Your goal -
Restate the data exactly as given and keep the pictures out.

=== Supplied information ===

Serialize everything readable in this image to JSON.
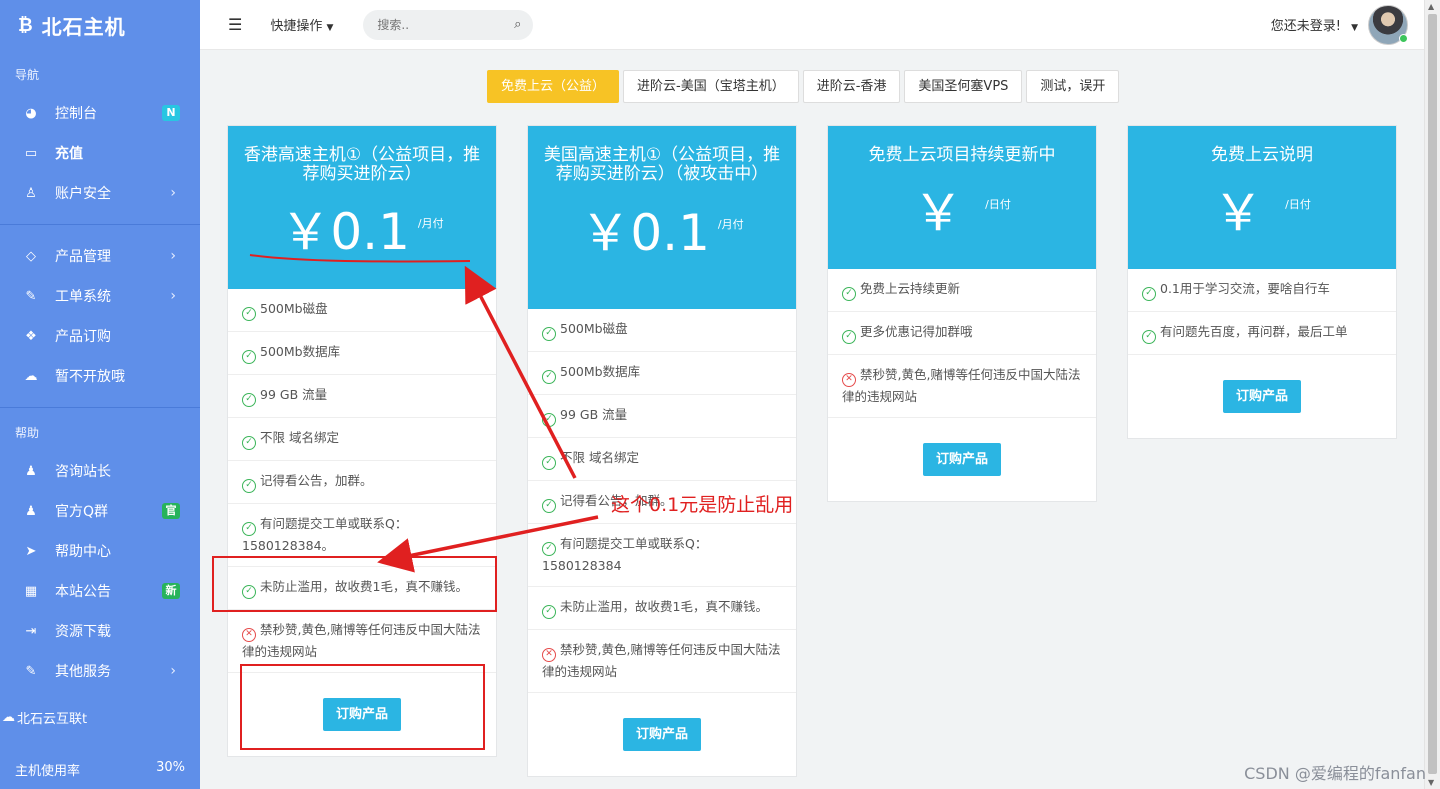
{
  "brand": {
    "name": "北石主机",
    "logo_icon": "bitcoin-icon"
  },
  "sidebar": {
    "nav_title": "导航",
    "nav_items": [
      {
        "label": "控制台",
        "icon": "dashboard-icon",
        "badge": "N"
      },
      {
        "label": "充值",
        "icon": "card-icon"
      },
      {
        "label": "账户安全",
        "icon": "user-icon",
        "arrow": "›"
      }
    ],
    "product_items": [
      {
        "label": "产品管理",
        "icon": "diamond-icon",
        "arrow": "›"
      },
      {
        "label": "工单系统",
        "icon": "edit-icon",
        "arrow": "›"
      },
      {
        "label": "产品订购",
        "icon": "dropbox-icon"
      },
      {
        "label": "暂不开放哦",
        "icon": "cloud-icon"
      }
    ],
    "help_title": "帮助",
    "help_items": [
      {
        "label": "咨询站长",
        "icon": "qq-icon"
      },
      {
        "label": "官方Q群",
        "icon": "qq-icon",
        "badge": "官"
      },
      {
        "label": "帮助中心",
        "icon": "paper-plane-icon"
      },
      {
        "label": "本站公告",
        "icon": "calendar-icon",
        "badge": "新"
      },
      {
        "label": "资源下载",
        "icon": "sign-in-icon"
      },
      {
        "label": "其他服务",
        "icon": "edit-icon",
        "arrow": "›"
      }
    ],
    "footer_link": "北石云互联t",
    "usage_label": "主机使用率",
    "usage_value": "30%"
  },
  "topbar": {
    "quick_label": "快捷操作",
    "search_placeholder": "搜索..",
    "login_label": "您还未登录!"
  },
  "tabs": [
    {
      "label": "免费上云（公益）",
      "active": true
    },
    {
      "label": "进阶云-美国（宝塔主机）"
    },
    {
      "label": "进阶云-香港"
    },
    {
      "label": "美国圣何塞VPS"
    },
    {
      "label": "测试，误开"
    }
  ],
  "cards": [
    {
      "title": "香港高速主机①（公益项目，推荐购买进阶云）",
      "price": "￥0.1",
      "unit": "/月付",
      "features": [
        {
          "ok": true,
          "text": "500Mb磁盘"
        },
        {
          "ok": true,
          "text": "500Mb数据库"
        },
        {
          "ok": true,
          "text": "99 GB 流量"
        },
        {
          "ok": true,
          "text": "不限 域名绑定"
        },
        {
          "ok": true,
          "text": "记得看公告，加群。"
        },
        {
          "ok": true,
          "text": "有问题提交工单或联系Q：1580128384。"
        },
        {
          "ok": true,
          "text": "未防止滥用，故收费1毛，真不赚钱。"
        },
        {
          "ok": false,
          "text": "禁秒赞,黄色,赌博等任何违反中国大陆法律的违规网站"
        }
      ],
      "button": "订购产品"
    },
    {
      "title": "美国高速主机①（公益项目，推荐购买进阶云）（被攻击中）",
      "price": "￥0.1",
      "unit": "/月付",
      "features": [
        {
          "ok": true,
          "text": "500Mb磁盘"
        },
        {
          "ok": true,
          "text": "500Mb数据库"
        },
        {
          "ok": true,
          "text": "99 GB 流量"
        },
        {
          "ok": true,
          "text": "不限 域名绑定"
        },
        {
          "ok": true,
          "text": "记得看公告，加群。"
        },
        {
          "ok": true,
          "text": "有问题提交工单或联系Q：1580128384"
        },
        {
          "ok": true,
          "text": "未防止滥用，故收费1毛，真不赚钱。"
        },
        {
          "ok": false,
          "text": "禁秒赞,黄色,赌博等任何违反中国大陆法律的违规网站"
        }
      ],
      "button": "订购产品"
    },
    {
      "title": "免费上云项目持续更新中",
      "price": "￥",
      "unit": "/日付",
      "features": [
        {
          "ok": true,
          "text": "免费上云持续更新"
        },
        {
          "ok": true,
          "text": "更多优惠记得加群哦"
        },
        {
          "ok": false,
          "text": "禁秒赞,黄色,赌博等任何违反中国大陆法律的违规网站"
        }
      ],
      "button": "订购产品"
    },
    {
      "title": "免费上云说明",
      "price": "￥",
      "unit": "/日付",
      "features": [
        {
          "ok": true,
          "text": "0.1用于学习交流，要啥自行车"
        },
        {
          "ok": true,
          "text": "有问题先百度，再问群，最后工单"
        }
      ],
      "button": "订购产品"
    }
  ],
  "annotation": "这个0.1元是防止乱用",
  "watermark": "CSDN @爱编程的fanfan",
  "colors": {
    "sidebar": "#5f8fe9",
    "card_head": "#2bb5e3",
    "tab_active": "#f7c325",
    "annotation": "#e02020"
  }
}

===

Answer for this exercise -
Serialize everything readable in this image to JSON.
{
  "brand": {
    "name": "北石主机",
    "logo_icon": "bitcoin-icon"
  },
  "sidebar": {
    "nav_title": "导航",
    "nav_items": [
      {
        "label": "控制台",
        "icon": "dashboard-icon",
        "badge": "N"
      },
      {
        "label": "充值",
        "icon": "card-icon"
      },
      {
        "label": "账户安全",
        "icon": "user-icon",
        "arrow": "›"
      }
    ],
    "product_items": [
      {
        "label": "产品管理",
        "icon": "diamond-icon",
        "arrow": "›"
      },
      {
        "label": "工单系统",
        "icon": "edit-icon",
        "arrow": "›"
      },
      {
        "label": "产品订购",
        "icon": "dropbox-icon"
      },
      {
        "label": "暂不开放哦",
        "icon": "cloud-icon"
      }
    ],
    "help_title": "帮助",
    "help_items": [
      {
        "label": "咨询站长",
        "icon": "qq-icon"
      },
      {
        "label": "官方Q群",
        "icon": "qq-icon",
        "badge": "官"
      },
      {
        "label": "帮助中心",
        "icon": "paper-plane-icon"
      },
      {
        "label": "本站公告",
        "icon": "calendar-icon",
        "badge": "新"
      },
      {
        "label": "资源下载",
        "icon": "sign-in-icon"
      },
      {
        "label": "其他服务",
        "icon": "edit-icon",
        "arrow": "›"
      }
    ],
    "footer_link": "北石云互联t",
    "usage_label": "主机使用率",
    "usage_value": "30%"
  },
  "topbar": {
    "quick_label": "快捷操作",
    "search_placeholder": "搜索..",
    "login_label": "您还未登录!"
  },
  "tabs": [
    {
      "label": "免费上云（公益）",
      "active": true
    },
    {
      "label": "进阶云-美国（宝塔主机）"
    },
    {
      "label": "进阶云-香港"
    },
    {
      "label": "美国圣何塞VPS"
    },
    {
      "label": "测试，误开"
    }
  ],
  "cards": [
    {
      "title": "香港高速主机①（公益项目，推荐购买进阶云）",
      "price": "￥0.1",
      "unit": "/月付",
      "features": [
        {
          "ok": true,
          "text": "500Mb磁盘"
        },
        {
          "ok": true,
          "text": "500Mb数据库"
        },
        {
          "ok": true,
          "text": "99 GB 流量"
        },
        {
          "ok": true,
          "text": "不限 域名绑定"
        },
        {
          "ok": true,
          "text": "记得看公告，加群。"
        },
        {
          "ok": true,
          "text": "有问题提交工单或联系Q：1580128384。"
        },
        {
          "ok": true,
          "text": "未防止滥用，故收费1毛，真不赚钱。"
        },
        {
          "ok": false,
          "text": "禁秒赞,黄色,赌博等任何违反中国大陆法律的违规网站"
        }
      ],
      "button": "订购产品"
    },
    {
      "title": "美国高速主机①（公益项目，推荐购买进阶云）（被攻击中）",
      "price": "￥0.1",
      "unit": "/月付",
      "features": [
        {
          "ok": true,
          "text": "500Mb磁盘"
        },
        {
          "ok": true,
          "text": "500Mb数据库"
        },
        {
          "ok": true,
          "text": "99 GB 流量"
        },
        {
          "ok": true,
          "text": "不限 域名绑定"
        },
        {
          "ok": true,
          "text": "记得看公告，加群。"
        },
        {
          "ok": true,
          "text": "有问题提交工单或联系Q：1580128384"
        },
        {
          "ok": true,
          "text": "未防止滥用，故收费1毛，真不赚钱。"
        },
        {
          "ok": false,
          "text": "禁秒赞,黄色,赌博等任何违反中国大陆法律的违规网站"
        }
      ],
      "button": "订购产品"
    },
    {
      "title": "免费上云项目持续更新中",
      "price": "￥",
      "unit": "/日付",
      "features": [
        {
          "ok": true,
          "text": "免费上云持续更新"
        },
        {
          "ok": true,
          "text": "更多优惠记得加群哦"
        },
        {
          "ok": false,
          "text": "禁秒赞,黄色,赌博等任何违反中国大陆法律的违规网站"
        }
      ],
      "button": "订购产品"
    },
    {
      "title": "免费上云说明",
      "price": "￥",
      "unit": "/日付",
      "features": [
        {
          "ok": true,
          "text": "0.1用于学习交流，要啥自行车"
        },
        {
          "ok": true,
          "text": "有问题先百度，再问群，最后工单"
        }
      ],
      "button": "订购产品"
    }
  ],
  "annotation": "这个0.1元是防止乱用",
  "watermark": "CSDN @爱编程的fanfan",
  "colors": {
    "sidebar": "#5f8fe9",
    "card_head": "#2bb5e3",
    "tab_active": "#f7c325",
    "annotation": "#e02020"
  }
}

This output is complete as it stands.